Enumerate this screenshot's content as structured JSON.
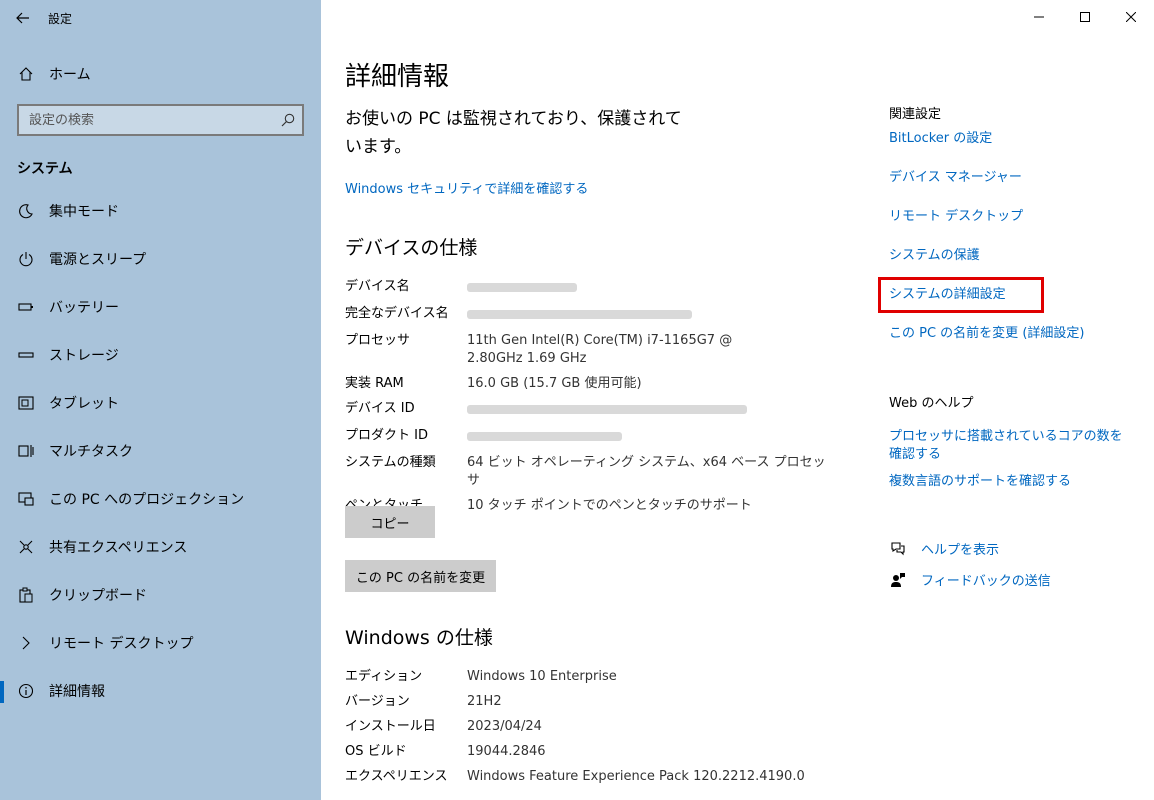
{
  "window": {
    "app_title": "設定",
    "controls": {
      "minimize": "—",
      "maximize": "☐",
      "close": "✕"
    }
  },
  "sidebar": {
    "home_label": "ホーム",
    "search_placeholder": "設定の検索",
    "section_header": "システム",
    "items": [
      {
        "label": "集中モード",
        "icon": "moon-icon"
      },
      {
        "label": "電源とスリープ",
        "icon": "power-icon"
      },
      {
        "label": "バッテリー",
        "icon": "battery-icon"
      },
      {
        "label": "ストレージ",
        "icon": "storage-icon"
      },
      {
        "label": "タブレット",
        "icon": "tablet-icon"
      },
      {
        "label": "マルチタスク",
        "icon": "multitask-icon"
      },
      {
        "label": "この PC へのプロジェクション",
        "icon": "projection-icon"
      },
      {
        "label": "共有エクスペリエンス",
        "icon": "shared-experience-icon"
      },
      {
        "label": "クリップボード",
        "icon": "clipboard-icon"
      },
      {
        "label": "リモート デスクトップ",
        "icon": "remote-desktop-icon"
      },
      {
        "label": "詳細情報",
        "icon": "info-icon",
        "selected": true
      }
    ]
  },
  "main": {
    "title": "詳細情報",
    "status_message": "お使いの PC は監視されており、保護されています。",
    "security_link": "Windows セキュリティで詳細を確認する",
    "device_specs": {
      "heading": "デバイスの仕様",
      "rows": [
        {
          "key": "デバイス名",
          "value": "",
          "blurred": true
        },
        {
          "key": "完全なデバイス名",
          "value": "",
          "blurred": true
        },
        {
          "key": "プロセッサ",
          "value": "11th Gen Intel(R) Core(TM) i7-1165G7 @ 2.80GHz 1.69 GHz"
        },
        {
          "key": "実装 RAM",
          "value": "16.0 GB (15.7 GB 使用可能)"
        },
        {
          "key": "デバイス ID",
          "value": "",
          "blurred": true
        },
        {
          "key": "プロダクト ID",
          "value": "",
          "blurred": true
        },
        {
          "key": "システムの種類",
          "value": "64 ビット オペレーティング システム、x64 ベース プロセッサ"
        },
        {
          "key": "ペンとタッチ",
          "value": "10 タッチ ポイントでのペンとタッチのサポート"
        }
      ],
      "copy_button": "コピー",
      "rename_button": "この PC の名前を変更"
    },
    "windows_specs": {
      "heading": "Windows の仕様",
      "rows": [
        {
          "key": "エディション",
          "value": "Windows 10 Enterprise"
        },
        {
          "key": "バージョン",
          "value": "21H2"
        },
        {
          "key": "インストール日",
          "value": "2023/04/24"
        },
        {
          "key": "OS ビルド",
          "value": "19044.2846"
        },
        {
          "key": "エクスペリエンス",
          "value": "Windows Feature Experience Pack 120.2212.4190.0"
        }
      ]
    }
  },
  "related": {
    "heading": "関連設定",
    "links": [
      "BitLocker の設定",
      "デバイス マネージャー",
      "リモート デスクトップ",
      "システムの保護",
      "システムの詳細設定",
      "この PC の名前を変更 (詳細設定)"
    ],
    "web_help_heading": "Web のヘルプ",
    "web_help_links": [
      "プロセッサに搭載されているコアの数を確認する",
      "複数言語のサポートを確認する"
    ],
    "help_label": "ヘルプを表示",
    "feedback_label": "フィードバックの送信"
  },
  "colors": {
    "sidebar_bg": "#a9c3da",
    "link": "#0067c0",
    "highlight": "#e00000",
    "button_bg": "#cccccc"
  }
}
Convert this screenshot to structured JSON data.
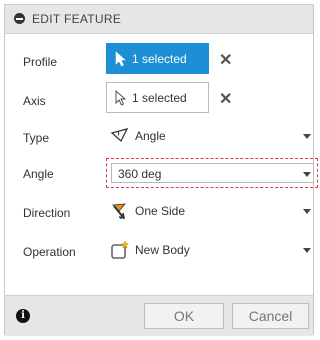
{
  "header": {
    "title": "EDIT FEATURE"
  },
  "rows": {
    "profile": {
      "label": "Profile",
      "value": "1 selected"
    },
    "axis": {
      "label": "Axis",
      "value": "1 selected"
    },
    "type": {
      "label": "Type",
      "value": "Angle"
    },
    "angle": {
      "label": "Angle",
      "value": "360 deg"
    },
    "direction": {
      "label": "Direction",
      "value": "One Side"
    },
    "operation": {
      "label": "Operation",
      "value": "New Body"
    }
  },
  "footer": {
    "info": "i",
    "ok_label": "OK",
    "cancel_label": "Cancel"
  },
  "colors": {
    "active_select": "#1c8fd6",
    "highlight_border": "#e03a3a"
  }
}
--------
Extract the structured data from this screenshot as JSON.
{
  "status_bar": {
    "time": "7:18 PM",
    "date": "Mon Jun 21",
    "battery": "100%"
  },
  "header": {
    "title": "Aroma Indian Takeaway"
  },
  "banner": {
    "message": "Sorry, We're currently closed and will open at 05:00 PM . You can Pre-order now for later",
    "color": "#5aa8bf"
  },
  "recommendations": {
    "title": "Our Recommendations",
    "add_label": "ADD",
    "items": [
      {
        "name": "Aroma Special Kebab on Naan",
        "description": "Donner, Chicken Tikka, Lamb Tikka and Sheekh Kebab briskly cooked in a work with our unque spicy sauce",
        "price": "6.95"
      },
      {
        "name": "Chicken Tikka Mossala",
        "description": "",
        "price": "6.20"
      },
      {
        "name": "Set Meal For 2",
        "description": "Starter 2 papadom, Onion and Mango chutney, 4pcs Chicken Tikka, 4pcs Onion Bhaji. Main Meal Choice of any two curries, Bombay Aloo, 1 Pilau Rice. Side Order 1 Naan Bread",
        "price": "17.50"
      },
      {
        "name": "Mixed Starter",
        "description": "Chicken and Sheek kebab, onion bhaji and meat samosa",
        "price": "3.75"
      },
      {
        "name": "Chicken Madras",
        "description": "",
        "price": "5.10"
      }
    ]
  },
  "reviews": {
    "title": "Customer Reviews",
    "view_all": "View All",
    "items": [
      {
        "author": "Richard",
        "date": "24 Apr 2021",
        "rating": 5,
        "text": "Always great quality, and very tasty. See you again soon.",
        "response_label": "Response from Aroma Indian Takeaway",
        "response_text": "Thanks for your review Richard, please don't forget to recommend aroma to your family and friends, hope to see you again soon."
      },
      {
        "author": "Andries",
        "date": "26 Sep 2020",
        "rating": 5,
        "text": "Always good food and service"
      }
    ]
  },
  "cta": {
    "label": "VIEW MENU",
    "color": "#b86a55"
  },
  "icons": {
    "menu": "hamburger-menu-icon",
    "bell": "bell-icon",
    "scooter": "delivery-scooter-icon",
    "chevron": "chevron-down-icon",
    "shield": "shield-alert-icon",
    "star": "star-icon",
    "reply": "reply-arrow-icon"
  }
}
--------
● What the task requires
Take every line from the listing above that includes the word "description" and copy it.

● Solved exercise
        "description": "Donner, Chicken Tikka, Lamb Tikka and Sheekh Kebab briskly cooked in a work with our unque spicy sauce",
        "description": "",
        "description": "Starter 2 papadom, Onion and Mango chutney, 4pcs Chicken Tikka, 4pcs Onion Bhaji. Main Meal Choice of any two curries, Bombay Aloo, 1 Pilau Rice. Side Order 1 Naan Bread",
        "description": "Chicken and Sheek kebab, onion bhaji and meat samosa",
        "description": "",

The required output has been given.